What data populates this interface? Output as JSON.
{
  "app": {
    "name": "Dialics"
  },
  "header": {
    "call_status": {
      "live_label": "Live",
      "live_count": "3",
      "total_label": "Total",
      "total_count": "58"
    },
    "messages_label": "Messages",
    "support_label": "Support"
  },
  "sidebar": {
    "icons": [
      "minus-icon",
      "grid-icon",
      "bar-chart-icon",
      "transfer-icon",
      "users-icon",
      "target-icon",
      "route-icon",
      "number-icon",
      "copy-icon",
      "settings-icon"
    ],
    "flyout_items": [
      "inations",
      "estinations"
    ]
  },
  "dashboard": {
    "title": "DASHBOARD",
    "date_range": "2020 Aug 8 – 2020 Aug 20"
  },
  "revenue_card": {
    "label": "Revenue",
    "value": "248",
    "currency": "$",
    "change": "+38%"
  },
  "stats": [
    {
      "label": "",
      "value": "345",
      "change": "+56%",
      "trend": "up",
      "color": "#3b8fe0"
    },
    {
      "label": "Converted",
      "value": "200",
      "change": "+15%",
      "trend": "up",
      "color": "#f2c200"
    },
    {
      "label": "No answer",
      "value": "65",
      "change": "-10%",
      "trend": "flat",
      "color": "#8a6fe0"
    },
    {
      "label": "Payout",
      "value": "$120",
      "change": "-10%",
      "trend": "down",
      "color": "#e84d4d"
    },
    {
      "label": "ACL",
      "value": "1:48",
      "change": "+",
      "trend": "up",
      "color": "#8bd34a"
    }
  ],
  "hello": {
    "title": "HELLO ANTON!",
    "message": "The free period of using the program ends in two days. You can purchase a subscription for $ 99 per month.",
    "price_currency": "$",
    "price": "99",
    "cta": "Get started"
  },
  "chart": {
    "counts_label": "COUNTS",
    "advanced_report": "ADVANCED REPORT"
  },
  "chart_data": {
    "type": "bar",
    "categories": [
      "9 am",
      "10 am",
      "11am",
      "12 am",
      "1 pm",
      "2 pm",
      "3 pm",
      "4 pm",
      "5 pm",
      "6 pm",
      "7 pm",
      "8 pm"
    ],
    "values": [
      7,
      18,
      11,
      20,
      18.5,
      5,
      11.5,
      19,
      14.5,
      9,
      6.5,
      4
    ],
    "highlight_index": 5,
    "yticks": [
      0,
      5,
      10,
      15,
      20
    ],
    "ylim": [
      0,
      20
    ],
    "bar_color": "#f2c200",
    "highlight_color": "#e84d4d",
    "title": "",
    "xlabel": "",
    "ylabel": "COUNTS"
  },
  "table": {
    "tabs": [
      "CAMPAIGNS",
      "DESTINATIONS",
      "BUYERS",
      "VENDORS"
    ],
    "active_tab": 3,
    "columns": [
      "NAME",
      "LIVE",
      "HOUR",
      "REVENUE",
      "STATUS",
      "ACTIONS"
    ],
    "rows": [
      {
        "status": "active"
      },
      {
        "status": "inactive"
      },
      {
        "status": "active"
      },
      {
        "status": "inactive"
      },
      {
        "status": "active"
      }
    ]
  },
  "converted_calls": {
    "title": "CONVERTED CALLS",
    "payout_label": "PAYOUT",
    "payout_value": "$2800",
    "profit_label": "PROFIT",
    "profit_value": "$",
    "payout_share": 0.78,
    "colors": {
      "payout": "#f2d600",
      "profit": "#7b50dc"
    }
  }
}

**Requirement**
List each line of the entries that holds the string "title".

**Solution**
    "title": "DASHBOARD",
    "title": "HELLO ANTON!",
    "title": "",
    "title": "CONVERTED CALLS",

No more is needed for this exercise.